**What you should do:** Go through the data below and return each line where the string "default" appears.
-.-.-
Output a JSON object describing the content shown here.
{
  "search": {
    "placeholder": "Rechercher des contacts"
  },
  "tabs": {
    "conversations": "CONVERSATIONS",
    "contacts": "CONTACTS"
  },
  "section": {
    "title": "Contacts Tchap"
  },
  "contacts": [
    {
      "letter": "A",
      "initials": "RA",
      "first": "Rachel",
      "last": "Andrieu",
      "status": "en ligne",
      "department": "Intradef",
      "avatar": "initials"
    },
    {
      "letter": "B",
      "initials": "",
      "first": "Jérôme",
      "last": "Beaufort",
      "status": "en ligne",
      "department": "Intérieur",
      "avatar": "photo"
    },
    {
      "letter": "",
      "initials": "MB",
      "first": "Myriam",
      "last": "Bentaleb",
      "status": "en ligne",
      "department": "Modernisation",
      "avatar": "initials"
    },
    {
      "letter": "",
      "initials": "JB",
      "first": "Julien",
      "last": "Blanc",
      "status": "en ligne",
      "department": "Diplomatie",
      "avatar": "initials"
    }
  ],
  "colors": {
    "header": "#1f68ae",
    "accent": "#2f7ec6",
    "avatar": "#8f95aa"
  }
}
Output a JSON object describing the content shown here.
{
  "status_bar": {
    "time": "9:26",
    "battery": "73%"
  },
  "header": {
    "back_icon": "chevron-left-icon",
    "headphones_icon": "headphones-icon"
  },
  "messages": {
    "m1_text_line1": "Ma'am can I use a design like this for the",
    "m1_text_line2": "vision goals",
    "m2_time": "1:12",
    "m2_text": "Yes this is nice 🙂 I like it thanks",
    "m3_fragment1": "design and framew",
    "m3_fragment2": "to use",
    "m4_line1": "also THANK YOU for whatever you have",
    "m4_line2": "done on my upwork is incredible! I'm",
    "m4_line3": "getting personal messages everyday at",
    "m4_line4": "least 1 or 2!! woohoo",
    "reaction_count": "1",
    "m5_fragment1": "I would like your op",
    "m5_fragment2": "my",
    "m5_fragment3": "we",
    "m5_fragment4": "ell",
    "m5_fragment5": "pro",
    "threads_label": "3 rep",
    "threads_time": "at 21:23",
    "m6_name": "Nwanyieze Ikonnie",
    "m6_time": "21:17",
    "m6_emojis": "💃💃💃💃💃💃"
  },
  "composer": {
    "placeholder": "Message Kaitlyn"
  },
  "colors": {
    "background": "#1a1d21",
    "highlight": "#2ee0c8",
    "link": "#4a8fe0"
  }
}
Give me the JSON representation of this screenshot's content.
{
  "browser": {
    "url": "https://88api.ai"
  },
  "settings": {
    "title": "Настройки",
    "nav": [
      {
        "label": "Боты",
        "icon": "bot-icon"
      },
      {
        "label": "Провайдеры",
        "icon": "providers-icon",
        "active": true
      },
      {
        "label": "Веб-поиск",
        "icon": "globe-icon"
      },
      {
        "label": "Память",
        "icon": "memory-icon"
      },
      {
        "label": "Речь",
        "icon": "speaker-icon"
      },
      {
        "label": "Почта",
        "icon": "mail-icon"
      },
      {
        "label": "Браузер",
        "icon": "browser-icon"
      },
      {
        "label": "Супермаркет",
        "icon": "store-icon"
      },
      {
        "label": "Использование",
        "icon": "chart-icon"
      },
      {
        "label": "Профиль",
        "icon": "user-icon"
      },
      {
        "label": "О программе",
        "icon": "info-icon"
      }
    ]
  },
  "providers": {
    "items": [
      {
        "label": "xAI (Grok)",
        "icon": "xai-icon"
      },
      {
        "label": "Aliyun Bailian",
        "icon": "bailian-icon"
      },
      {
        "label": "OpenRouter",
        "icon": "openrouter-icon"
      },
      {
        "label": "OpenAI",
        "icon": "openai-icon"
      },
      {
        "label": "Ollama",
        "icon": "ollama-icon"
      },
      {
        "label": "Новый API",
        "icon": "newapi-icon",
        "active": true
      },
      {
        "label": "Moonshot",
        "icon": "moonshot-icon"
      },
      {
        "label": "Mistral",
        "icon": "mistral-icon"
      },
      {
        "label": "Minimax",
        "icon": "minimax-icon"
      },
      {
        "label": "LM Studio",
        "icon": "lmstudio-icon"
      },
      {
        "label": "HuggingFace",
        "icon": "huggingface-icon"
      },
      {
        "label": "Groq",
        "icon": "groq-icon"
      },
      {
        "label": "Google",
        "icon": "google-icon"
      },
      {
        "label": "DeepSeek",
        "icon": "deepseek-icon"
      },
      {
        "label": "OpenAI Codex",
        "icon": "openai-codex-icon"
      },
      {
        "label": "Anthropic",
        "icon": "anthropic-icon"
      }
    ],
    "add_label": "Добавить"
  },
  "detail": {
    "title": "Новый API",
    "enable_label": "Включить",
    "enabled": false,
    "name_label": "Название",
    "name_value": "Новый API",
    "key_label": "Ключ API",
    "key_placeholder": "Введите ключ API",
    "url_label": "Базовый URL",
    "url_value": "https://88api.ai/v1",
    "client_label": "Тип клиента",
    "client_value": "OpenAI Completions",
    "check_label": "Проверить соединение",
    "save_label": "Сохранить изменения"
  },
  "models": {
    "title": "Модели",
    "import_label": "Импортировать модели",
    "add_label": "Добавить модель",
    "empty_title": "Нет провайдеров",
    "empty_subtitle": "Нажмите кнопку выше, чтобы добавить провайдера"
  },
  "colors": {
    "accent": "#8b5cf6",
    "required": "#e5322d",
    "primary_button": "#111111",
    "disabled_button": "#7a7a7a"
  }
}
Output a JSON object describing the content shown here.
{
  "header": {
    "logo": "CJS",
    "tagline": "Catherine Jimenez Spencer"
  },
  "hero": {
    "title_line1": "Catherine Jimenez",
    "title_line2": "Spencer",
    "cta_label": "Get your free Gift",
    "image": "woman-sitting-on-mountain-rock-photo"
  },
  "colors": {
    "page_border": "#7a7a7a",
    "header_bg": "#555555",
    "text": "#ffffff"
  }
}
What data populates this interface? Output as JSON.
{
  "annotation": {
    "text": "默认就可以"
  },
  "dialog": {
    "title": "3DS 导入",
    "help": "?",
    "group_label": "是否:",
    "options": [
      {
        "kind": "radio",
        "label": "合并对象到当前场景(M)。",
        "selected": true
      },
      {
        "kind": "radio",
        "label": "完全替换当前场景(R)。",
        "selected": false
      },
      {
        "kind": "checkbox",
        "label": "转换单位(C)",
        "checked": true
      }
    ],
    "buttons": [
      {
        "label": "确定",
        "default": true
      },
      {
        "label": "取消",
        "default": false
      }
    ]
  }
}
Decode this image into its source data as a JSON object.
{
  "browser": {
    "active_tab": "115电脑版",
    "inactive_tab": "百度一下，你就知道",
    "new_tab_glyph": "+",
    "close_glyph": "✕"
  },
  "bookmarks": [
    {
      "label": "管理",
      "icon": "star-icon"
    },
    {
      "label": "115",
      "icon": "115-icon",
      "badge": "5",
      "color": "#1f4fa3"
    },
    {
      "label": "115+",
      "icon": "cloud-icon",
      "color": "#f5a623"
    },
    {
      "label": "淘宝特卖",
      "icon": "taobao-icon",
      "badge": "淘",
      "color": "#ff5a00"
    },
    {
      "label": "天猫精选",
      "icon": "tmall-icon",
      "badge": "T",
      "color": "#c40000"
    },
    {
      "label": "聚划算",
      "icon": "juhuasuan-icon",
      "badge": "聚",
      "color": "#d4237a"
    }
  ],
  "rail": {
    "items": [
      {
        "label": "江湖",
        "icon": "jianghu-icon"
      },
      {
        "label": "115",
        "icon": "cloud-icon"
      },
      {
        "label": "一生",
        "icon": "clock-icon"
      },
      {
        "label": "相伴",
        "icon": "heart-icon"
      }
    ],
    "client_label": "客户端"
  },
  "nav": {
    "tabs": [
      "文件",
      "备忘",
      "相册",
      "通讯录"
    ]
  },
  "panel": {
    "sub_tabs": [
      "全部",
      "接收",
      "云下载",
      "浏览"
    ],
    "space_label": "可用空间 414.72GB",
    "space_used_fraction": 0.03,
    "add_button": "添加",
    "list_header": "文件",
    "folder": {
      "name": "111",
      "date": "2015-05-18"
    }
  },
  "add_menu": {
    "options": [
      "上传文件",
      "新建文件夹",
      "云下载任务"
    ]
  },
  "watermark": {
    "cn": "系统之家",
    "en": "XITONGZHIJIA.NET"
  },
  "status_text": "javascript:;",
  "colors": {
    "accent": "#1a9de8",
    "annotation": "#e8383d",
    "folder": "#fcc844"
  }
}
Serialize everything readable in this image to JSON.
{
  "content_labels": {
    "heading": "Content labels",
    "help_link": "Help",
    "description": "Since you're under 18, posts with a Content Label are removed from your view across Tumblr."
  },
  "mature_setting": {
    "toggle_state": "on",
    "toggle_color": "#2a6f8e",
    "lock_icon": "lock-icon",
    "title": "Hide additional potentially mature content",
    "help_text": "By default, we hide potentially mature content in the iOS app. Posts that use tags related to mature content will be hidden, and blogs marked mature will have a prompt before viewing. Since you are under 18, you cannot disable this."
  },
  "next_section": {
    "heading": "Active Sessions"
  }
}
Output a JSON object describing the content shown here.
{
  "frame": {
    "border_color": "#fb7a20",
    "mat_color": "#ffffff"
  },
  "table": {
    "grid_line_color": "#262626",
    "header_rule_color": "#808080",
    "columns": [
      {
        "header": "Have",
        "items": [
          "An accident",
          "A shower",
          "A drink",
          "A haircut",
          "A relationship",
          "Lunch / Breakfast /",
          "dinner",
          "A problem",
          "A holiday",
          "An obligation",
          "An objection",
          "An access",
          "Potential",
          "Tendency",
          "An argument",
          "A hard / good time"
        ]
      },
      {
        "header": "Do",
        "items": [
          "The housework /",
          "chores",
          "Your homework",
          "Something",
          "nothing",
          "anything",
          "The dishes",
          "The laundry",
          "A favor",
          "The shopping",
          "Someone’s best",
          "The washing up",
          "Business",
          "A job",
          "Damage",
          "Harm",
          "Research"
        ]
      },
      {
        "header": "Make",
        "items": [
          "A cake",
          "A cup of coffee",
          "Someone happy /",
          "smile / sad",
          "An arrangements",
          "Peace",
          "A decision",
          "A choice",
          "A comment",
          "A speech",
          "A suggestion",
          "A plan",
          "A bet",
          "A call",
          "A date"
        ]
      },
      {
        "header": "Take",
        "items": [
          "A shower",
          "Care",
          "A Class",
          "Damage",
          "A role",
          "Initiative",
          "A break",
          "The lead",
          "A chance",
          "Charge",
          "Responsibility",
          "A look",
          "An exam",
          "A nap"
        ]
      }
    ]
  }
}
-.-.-
**Task output:**
        "default": true
        "default": false
    "help_text": "By default, we hide potentially mature content in the iOS app. Posts that use tags related to mature content will be hidden, and blogs marked mature will have a prompt before viewing. Since you are under 18, you cannot disable this."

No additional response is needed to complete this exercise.